Simple, Daily Delights Of Life In Medellín
Every Sunday from 8 a.m. until 1 p.m., a bustling farmer’s market springs to life at Parque Presidenta, in the heart of El Poblado, Medellín, Colombia. This mercados campesinos is a feast for the senses. Tables are piled high with colorful vegetables and fruits, and the earthy aromas of coffee and baked goods greet you as you approach.
The market draws multigenerational families, dog owners and their four-legged friends, as well as runners and walkers attending Ciclovia, the weekly event that closes the southbound lanes of Avenida El Poblado to all motorized traffic every Sunday morning.
The market area is busy each Sunday, with children and dogs running and playing in the grassy areas all around. Kids laugh and squeal with delight, and dogs spin in circles and bark, as if to say, “Yes, free at last!” Dogs are allowed off leash here, but the pets, like the children, are very well behaved.
If you are here to shop, you need to jump right in and work your way up to the tables, carts, crates, bags, and platforms of food amongst the crowd of others bartering and buying. You can’t be shy. The vendors create quite a ruckus, hawking their items for sale and yelling prices back to questioning patrons. Shoppers search for specific vegetables and pick through boxes for the freshest fruits. Spanish is the predominate language, of course, but you do hear a few English words float by on the breezes. When people realize that you speak English, most try to use the few phrases they know, always with big smiles on their faces.
Colombians take their shopping seriously. However, if I catch someone’s eye and smile, they break into a grin and say, “Buenos dias, como esta?” The vendors are eager to help you choose their produce instead of the items at the next table, but they’ll cross-sell to their neighbors if they don’t have what you’re looking for. When we have struggled with our limited Spanish, often someone nearby steps up to help interpret. It can be a challenge, this weekly shopping trip, but we have been able to communicate well enough to buy what we want without too much trouble. And these weekly market visits are definitely helping to improve our Spanish.
In addition to the farmers and their fresh produce, the market hosts folks selling ready-to-eat food. Kiosks offer freshly prepared arepas, sausages, fruit juices, brewed coffee and tea, empanadas, and doughnuts. After a sweaty workout at Ciclovia, we like to reward ourselves with gourmet helado (ice cream). I usually choose the basil ice cream (it’s seriously good) or Nutella flavor, while my husband opts for the fresh fruit frozen yogurt of the day.
The wide variety of veggies on display each week is impressive and includes options I had never seen before moving to Colombia and had no idea how to prepare, but I’m learning.
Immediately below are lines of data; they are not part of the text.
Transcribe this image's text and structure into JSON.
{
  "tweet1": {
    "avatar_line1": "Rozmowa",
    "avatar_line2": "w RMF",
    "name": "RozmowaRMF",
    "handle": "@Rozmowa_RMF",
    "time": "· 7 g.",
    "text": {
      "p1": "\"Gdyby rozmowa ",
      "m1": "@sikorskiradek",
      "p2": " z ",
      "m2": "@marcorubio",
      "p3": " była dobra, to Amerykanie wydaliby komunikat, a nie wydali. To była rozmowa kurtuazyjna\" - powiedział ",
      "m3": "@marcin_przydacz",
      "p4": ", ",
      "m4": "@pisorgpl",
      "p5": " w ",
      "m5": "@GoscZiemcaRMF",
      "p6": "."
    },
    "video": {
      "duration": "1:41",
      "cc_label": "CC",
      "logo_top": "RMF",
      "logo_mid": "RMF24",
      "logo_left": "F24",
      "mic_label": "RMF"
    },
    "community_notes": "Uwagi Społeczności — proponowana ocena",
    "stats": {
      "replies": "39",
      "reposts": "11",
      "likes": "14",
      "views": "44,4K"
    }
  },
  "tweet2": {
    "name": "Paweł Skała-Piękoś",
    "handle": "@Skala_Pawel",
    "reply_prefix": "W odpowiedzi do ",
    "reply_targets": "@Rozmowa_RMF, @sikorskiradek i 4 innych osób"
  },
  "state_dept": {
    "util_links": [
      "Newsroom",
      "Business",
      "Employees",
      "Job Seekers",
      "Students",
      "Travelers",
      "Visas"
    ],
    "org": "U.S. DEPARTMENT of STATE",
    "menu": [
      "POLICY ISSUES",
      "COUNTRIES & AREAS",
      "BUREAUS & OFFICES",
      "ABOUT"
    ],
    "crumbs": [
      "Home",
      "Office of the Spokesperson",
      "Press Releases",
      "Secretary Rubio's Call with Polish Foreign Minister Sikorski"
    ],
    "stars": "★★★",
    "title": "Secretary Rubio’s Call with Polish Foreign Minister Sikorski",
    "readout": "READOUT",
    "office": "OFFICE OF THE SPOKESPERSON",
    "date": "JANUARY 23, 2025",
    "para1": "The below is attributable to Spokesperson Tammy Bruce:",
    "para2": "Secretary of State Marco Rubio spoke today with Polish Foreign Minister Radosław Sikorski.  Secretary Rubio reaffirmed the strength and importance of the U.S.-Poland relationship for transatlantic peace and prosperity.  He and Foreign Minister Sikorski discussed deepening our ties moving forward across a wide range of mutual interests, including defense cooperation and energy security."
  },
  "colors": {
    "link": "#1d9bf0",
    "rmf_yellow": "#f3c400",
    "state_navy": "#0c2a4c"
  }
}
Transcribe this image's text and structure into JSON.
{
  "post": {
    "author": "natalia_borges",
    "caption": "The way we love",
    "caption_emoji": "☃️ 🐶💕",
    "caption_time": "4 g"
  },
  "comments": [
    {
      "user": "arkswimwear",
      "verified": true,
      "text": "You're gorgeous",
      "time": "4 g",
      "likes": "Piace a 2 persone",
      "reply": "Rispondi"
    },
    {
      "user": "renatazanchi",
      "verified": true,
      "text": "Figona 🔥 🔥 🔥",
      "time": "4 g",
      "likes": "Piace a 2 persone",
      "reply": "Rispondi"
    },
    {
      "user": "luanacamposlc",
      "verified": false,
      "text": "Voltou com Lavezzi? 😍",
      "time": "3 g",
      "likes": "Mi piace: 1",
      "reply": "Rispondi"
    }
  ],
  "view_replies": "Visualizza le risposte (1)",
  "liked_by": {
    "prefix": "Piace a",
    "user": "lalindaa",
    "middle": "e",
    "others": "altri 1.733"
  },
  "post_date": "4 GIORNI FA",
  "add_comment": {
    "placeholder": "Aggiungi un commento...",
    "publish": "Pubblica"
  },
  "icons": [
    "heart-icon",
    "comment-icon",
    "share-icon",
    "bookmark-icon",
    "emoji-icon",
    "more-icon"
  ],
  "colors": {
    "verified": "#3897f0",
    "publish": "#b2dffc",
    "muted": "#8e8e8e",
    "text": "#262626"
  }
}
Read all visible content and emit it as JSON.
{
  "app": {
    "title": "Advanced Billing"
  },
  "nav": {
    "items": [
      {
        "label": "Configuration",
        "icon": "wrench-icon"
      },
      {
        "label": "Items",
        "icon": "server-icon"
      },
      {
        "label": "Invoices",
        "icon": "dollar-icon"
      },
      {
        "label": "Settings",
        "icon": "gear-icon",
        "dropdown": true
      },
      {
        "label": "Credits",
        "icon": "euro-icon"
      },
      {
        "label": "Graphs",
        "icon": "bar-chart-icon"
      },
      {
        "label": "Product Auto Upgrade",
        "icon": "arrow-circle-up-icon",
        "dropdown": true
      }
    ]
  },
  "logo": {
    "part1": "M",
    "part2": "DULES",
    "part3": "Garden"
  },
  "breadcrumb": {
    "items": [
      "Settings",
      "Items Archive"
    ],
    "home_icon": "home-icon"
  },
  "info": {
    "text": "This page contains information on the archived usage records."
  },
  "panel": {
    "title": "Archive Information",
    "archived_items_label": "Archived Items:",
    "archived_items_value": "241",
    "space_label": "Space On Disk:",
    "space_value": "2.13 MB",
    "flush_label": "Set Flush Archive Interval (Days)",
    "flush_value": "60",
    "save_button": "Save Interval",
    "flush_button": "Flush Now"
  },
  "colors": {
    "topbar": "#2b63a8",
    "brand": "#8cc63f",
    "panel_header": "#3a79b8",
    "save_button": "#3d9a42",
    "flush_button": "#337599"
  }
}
You can also buy local coffee (whole beans and pre-ground), homemade granola, sweet and savory breads, eggs, jams and jellies, sauces (including a fantastic basil pesto), as well as herbs, home remedies, and other natural products.
The best part about the mercado is that everything is organic, fresh, and reasonably priced. A week’s worth of fruit, vegetables, and eggs (not to mention all of the entertainment at the market) costs us around 30,000 pesos. That amounts right now to US$12.45. Believe me, it is money well spent.
The mercados campesinos is open every Sunday under the canvas awnings in Parque Presidenta, which is located just north of the Hotel Dann Carlton on Carrera 43B, Avenida el Poblado. Medellín also hosts other farmer’s markets, on different days, at different locations throughout the city.